The Regeneron STS is a program of the Society for Science and the public that recognizes and empowers the most promising young scientists in the U.S. who are creating the ideas and solutions to solve our most urgent challenges. The program is considered to be the nation’s oldest and most prestigious pre-college science competition for high school students.
Cruz was stunned when the announcement was released on Jan. 9.
“While I was walking down the hall, my friends approached me and congratulated me on being a Regeneron scholar,” she recalled. “I didn’t believe them at first, but when I walked into my science research class, my teacher confirmed that I was, in fact, a scholar. I’m really appreciative of my teachers, the district and the community for always helping me and encouraging me to persevere and do what I love.”
Cruz began her research in the summer of 2017 at the Lamont-Doherty Earth Observatory through Columbia University as part of the NASA “Climate Change in the Hudson Estuary” internship program. Under the mentorship of Dr. Dorothy M. Peteet, she analyzed the change in human settlement over time by testing the amount of animal and plant matter found in sediment across the New York region. Encouraged by the ongoing support of her peers, science research teacher Alison Huenger and Peteet, she submitted her project, “Human Impact on the Hudson and Gateway Estuaries.”
Each of the 300 scholars received a $2,000 award from Regeneron with a matching donation to his or her school. A total of $1.2 million in scholar awards is granted to inspire more young people to engage in science. Forty of these scholars were announced as finalists on Jan. 23, and the finalists have been invited to Washington, D.C., in March to participate in final judging, have their work on public display, meet with notable scientists and compete for awards, including the top prize of $250,000.

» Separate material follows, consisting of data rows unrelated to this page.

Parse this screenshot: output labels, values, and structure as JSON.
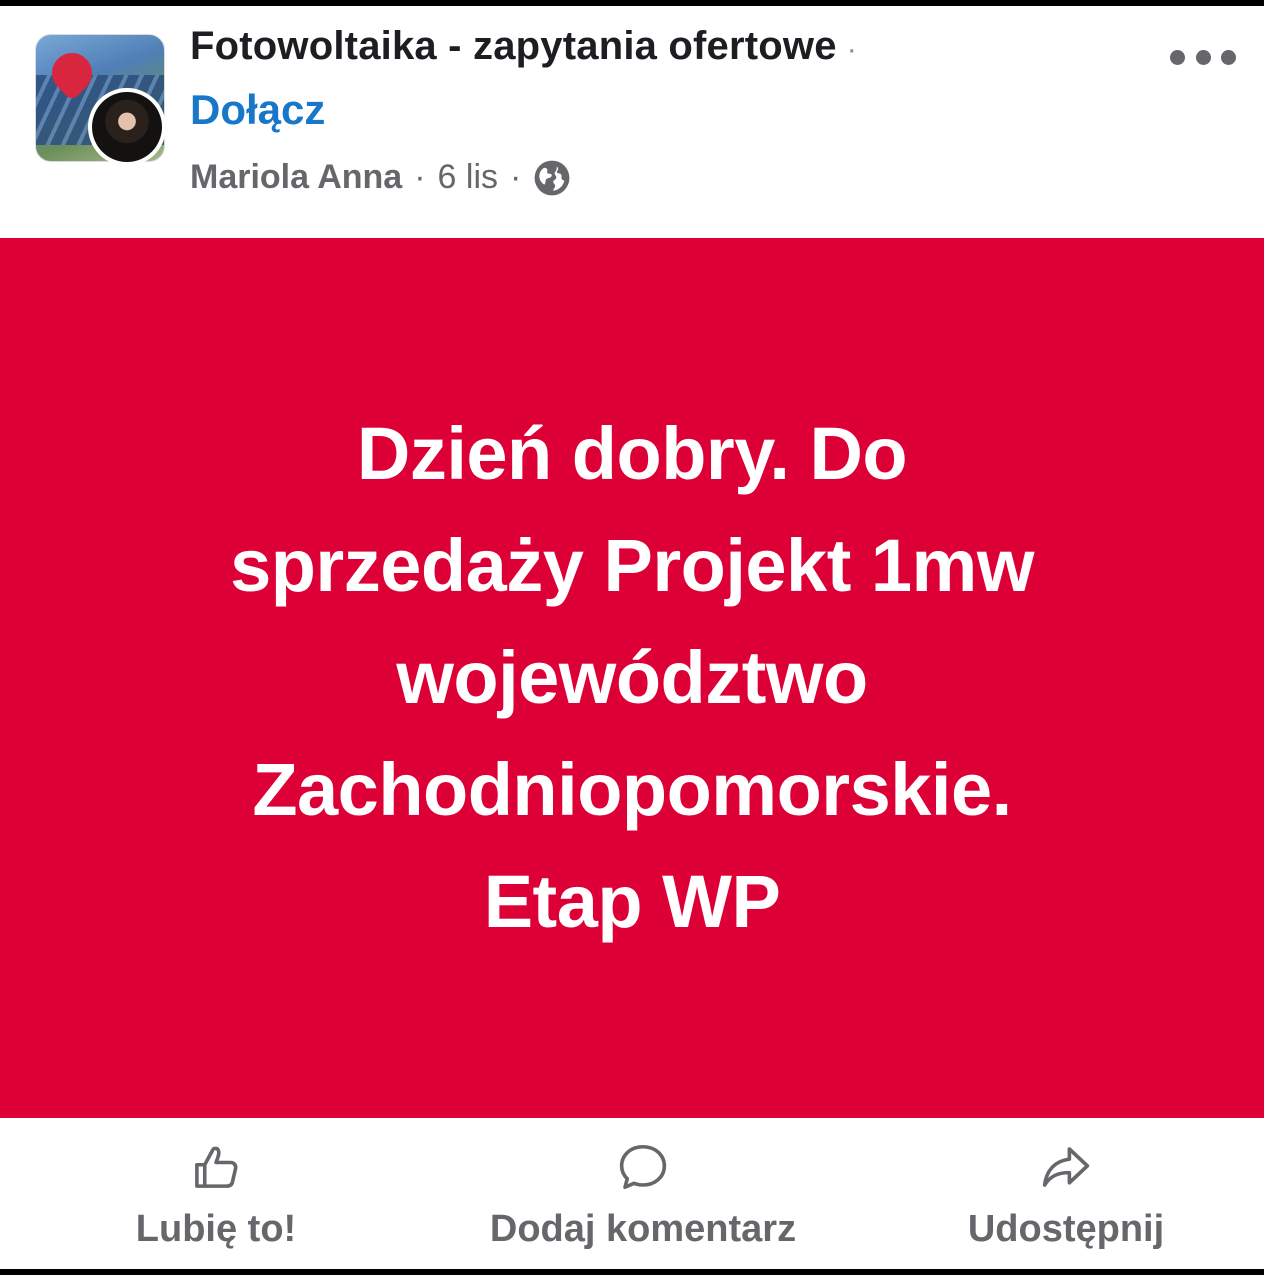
{
  "post": {
    "group_name": "Fotowoltaika - zapytania ofertowe",
    "group_dot": "·",
    "join_label": "Dołącz",
    "author": "Mariola Anna",
    "separator": "·",
    "date": "6 lis",
    "privacy_icon": "globe-icon",
    "more_icon": "more-options-icon",
    "background_color": "#dd0036",
    "text_lines": [
      "Dzień dobry. Do",
      "sprzedaży Projekt 1mw",
      "województwo",
      "Zachodniopomorskie.",
      "Etap WP"
    ]
  },
  "actions": {
    "like_label": "Lubię to!",
    "comment_label": "Dodaj komentarz",
    "share_label": "Udostępnij"
  },
  "colors": {
    "link": "#1877c9",
    "secondary_text": "#65676b",
    "primary_text": "#1c1e21"
  }
}
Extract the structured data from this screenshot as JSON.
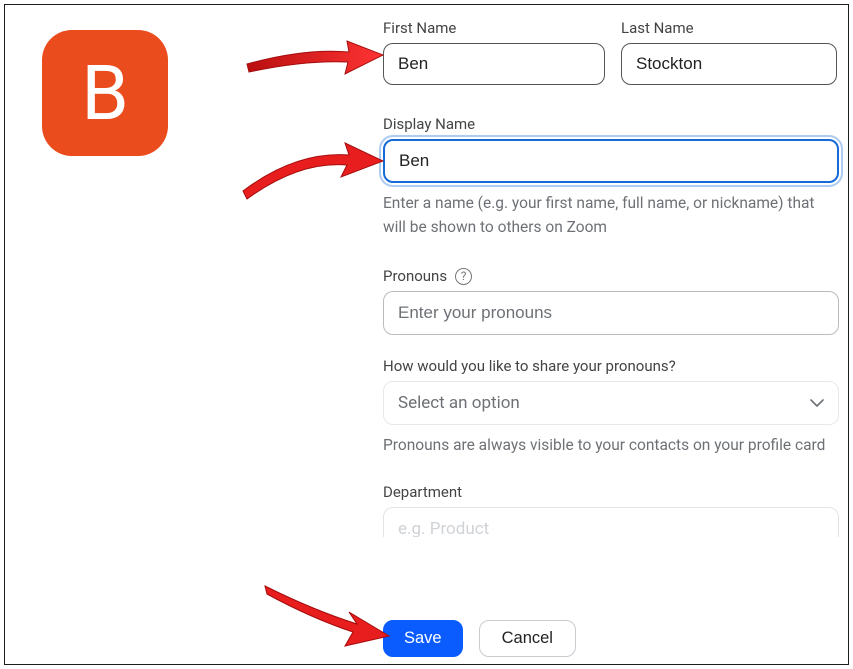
{
  "avatar": {
    "letter": "B",
    "bg": "#ea4c1d"
  },
  "fields": {
    "firstName": {
      "label": "First Name",
      "value": "Ben"
    },
    "lastName": {
      "label": "Last Name",
      "value": "Stockton"
    },
    "displayName": {
      "label": "Display Name",
      "value": "Ben",
      "helper": "Enter a name (e.g. your first name, full name, or nickname) that will be shown to others on Zoom"
    },
    "pronouns": {
      "label": "Pronouns",
      "placeholder": "Enter your pronouns"
    },
    "sharePronouns": {
      "label": "How would you like to share your pronouns?",
      "placeholder": "Select an option",
      "helper": "Pronouns are always visible to your contacts on your profile card"
    },
    "department": {
      "label": "Department",
      "placeholder": "e.g. Product"
    }
  },
  "buttons": {
    "save": "Save",
    "cancel": "Cancel"
  }
}
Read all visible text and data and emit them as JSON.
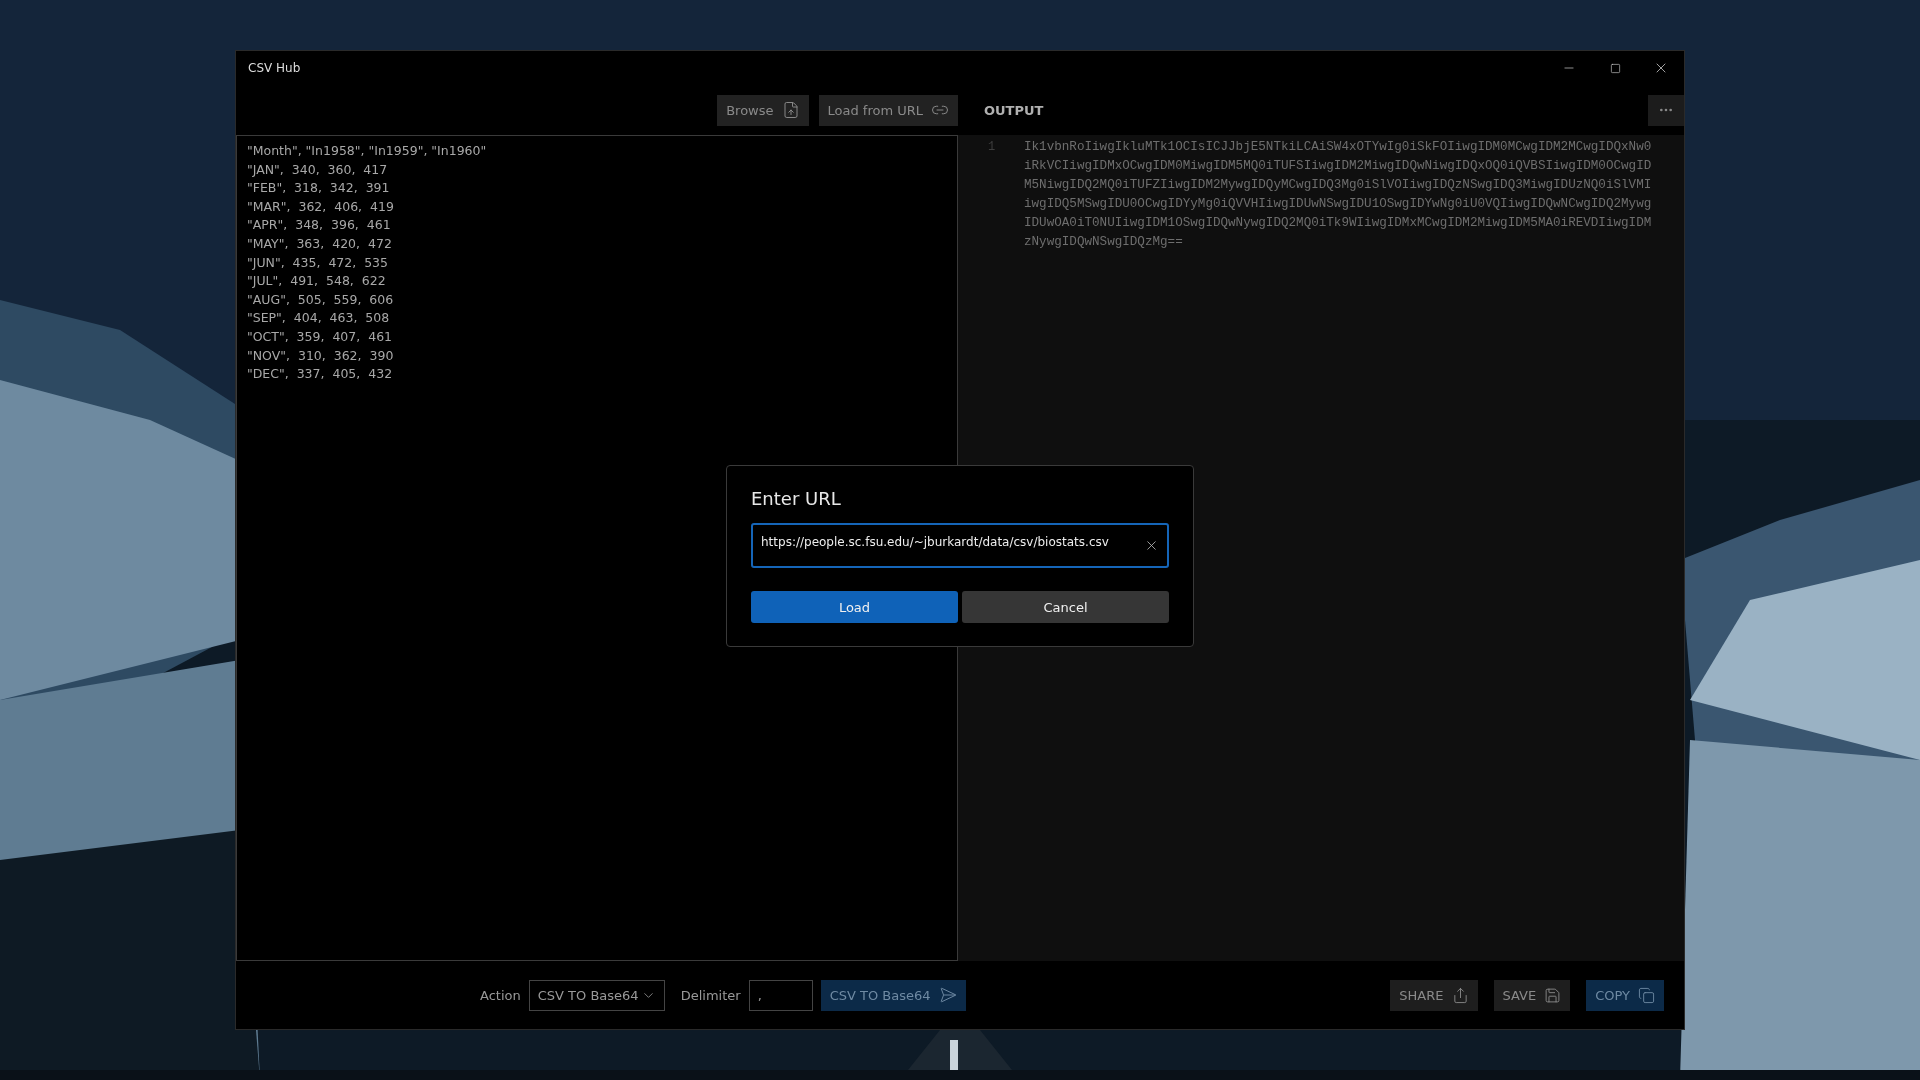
{
  "window": {
    "title": "CSV Hub"
  },
  "toolbar": {
    "browse": "Browse",
    "load_url": "Load from URL",
    "output_header": "OUTPUT"
  },
  "input_lines": [
    "\"Month\", \"In1958\", \"In1959\", \"In1960\"",
    "\"JAN\",  340,  360,  417",
    "\"FEB\",  318,  342,  391",
    "\"MAR\",  362,  406,  419",
    "\"APR\",  348,  396,  461",
    "\"MAY\",  363,  420,  472",
    "\"JUN\",  435,  472,  535",
    "\"JUL\",  491,  548,  622",
    "\"AUG\",  505,  559,  606",
    "\"SEP\",  404,  463,  508",
    "\"OCT\",  359,  407,  461",
    "\"NOV\",  310,  362,  390",
    "\"DEC\",  337,  405,  432"
  ],
  "output": {
    "line_number": "1",
    "lines": [
      "Ik1vbnRoIiwgIkluMTk1OCIsICJJbjE5NTkiLCAiSW4xOTYwIg0iSkFOIiwgIDM0MCwgIDM2MCwgIDQxNw0",
      "iRkVCIiwgIDMxOCwgIDM0MiwgIDM5MQ0iTUFSIiwgIDM2MiwgIDQwNiwgIDQxOQ0iQVBSIiwgIDM0OCwgID",
      "M5NiwgIDQ2MQ0iTUFZIiwgIDM2MywgIDQyMCwgIDQ3Mg0iSlVOIiwgIDQzNSwgIDQ3MiwgIDUzNQ0iSlVMI",
      "iwgIDQ5MSwgIDU0OCwgIDYyMg0iQVVHIiwgIDUwNSwgIDU1OSwgIDYwNg0iU0VQIiwgIDQwNCwgIDQ2Mywg",
      "IDUwOA0iT0NUIiwgIDM1OSwgIDQwNywgIDQ2MQ0iTk9WIiwgIDMxMCwgIDM2MiwgIDM5MA0iREVDIiwgIDM",
      "zNywgIDQwNSwgIDQzMg=="
    ]
  },
  "bottom_bar": {
    "action_label": "Action",
    "action_value": "CSV TO Base64",
    "delimiter_label": "Delimiter",
    "delimiter_value": ",",
    "convert": "CSV TO Base64",
    "share": "SHARE",
    "save": "SAVE",
    "copy": "COPY"
  },
  "dialog": {
    "title": "Enter URL",
    "url_value": "https://people.sc.fsu.edu/~jburkardt/data/csv/biostats.csv",
    "buttons": [
      {
        "label": "Load",
        "kind": "primary"
      },
      {
        "label": "Cancel",
        "kind": "secondary"
      }
    ]
  }
}
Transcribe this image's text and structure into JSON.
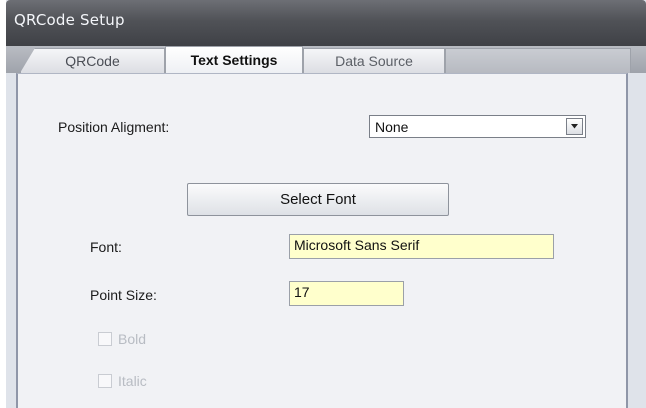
{
  "window": {
    "title": "QRCode Setup"
  },
  "tabs": [
    {
      "label": "QRCode",
      "active": false
    },
    {
      "label": "Text Settings",
      "active": true
    },
    {
      "label": "Data Source",
      "active": false
    }
  ],
  "text_settings": {
    "position_alignment": {
      "label": "Position Aligment:",
      "selected": "None"
    },
    "select_font_button": "Select Font",
    "font": {
      "label": "Font:",
      "value": "Microsoft Sans Serif"
    },
    "point_size": {
      "label": "Point Size:",
      "value": "17"
    },
    "bold": {
      "label": "Bold",
      "checked": false,
      "enabled": false
    },
    "italic": {
      "label": "Italic",
      "checked": false,
      "enabled": false
    }
  },
  "colors": {
    "title_bar": "#505257",
    "field_background": "#ffffcc",
    "panel_background": "#f1f2f5"
  }
}
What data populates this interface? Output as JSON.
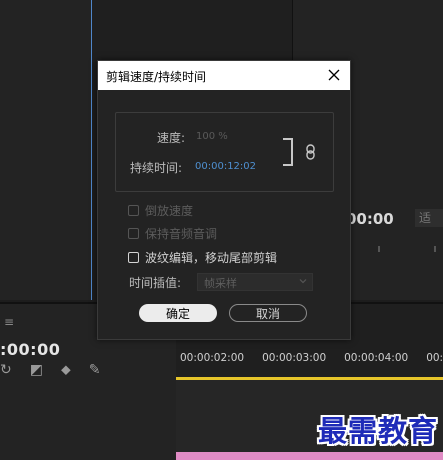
{
  "dialog": {
    "title": "剪辑速度/持续时间",
    "speed_label": "速度:",
    "speed_value": "100 %",
    "duration_label": "持续时间:",
    "duration_value": "00:00:12:02",
    "reverse_label": "倒放速度",
    "maintain_audio_label": "保持音频音调",
    "ripple_label": "波纹编辑，移动尾部剪辑",
    "interp_label": "时间插值:",
    "interp_value": "帧采样",
    "ok_label": "确定",
    "cancel_label": "取消"
  },
  "background": {
    "right_timecode": "00:00",
    "right_dropdown": "适",
    "timeline_menu": "≡",
    "timeline_timecode": ":00:00",
    "ruler_ticks": [
      "00:00:02:00",
      "00:00:03:00",
      "00:00:04:00",
      "00:00"
    ]
  },
  "watermark": "最需教育",
  "colors": {
    "accent_blue": "#4e8fd0",
    "playhead_yellow": "#e6c52a",
    "clip_pink": "#e18cc5"
  }
}
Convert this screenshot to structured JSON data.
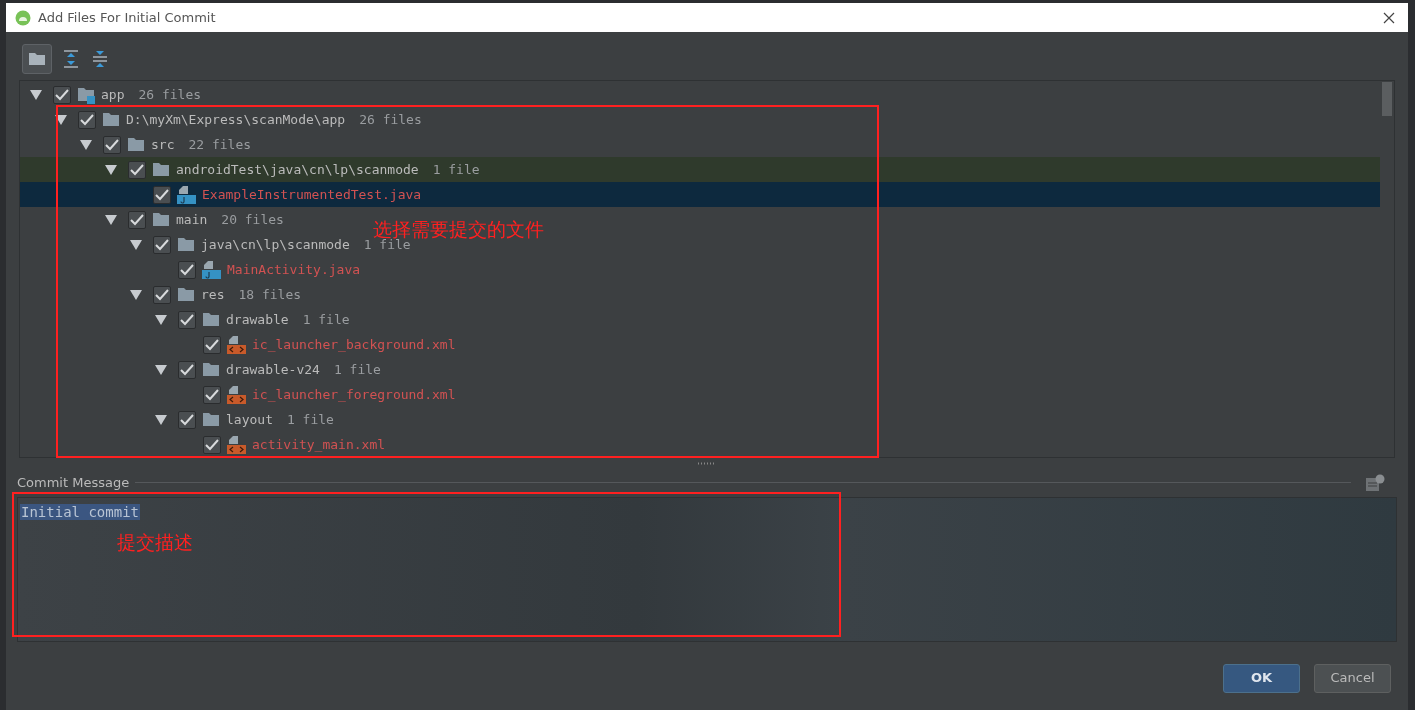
{
  "window": {
    "title": "Add Files For Initial Commit"
  },
  "tree": [
    {
      "kind": "module",
      "name": "app",
      "count": "26 files",
      "checked": true,
      "expanded": true,
      "selected": false,
      "hovered": false,
      "children": [
        {
          "kind": "folder",
          "name": "D:\\myXm\\Express\\scanMode\\app",
          "count": "26 files",
          "checked": true,
          "expanded": true,
          "selected": false,
          "hovered": false,
          "children": [
            {
              "kind": "folder",
              "name": "src",
              "count": "22 files",
              "checked": true,
              "expanded": true,
              "selected": false,
              "hovered": false,
              "children": [
                {
                  "kind": "folder",
                  "name": "androidTest\\java\\cn\\lp\\scanmode",
                  "count": "1 file",
                  "checked": true,
                  "expanded": true,
                  "selected": false,
                  "hovered": true,
                  "children": [
                    {
                      "kind": "java",
                      "name": "ExampleInstrumentedTest.java",
                      "checked": true,
                      "selected": true,
                      "hovered": false
                    }
                  ]
                },
                {
                  "kind": "folder",
                  "name": "main",
                  "count": "20 files",
                  "checked": true,
                  "expanded": true,
                  "selected": false,
                  "hovered": false,
                  "children": [
                    {
                      "kind": "folder",
                      "name": "java\\cn\\lp\\scanmode",
                      "count": "1 file",
                      "checked": true,
                      "expanded": true,
                      "selected": false,
                      "hovered": false,
                      "children": [
                        {
                          "kind": "java",
                          "name": "MainActivity.java",
                          "checked": true,
                          "selected": false,
                          "hovered": false
                        }
                      ]
                    },
                    {
                      "kind": "folder",
                      "name": "res",
                      "count": "18 files",
                      "checked": true,
                      "expanded": true,
                      "selected": false,
                      "hovered": false,
                      "children": [
                        {
                          "kind": "folder",
                          "name": "drawable",
                          "count": "1 file",
                          "checked": true,
                          "expanded": true,
                          "selected": false,
                          "hovered": false,
                          "children": [
                            {
                              "kind": "xml",
                              "name": "ic_launcher_background.xml",
                              "checked": true,
                              "selected": false,
                              "hovered": false
                            }
                          ]
                        },
                        {
                          "kind": "folder",
                          "name": "drawable-v24",
                          "count": "1 file",
                          "checked": true,
                          "expanded": true,
                          "selected": false,
                          "hovered": false,
                          "children": [
                            {
                              "kind": "xml",
                              "name": "ic_launcher_foreground.xml",
                              "checked": true,
                              "selected": false,
                              "hovered": false
                            }
                          ]
                        },
                        {
                          "kind": "folder",
                          "name": "layout",
                          "count": "1 file",
                          "checked": true,
                          "expanded": true,
                          "selected": false,
                          "hovered": false,
                          "children": [
                            {
                              "kind": "xml",
                              "name": "activity_main.xml",
                              "checked": true,
                              "selected": false,
                              "hovered": false
                            }
                          ]
                        }
                      ]
                    }
                  ]
                }
              ]
            }
          ]
        }
      ]
    }
  ],
  "commit_message": {
    "label": "Commit Message",
    "value": "Initial commit"
  },
  "buttons": [
    {
      "label": "OK",
      "kind": "primary"
    },
    {
      "label": "Cancel",
      "kind": "secondary"
    }
  ],
  "annotations": [
    {
      "text": "选择需要提交的文件"
    },
    {
      "text": "提交描述"
    }
  ]
}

Aside from her love of science, Cruz is passionate about singing and musical theater. She is heavily involved as a soprano in her school’s chorus program and various ensembles, and she started her own a capella group, the Shirley Tempos, which performed in the school’s last concert series. She has demonstrated her versatility as a singer and actor by portraying both male and female characters on stage in numerous school musical productions. Her roles have included Edwin Drood in The Mystery of Edwin Drood, Sister Margaretta in The Sound of Music, Danny Zuko in Grease, George in The Drowsy Chaperone and Biondello in Shakespeare’s The Taming of the Shrew.
Cruz’s talents as a singer have extended well beyond the school community. She was invited to perform in the Nassau Music Educators Association All-County Festival, the New York State School Music Association All-State Festival and the National Association for Music Education’s All-National Honor Ensembles. She was also named a finalist in Schmidt Vocal competition.
Not only is Cruz strong academically, she was named an AP Scholar with Distinction by the College Board, but her classroom studies are balanced with extracurricular involvement, as well. She is president of the Feminism Club, co-president of the English Honor Society and co-captain of the mock trial team, as well as a member of the Math, Science, Social Studies and National honor societies. She also takes dance lessons at Berest Dance Center in Port Washington and volunteers for Grassroots Environmental Education, a nonprofit organization focused on changing legislature on environmental policies in the New York area.
Cruz plans to major in environmental engineering and minor in economics and vocal performance.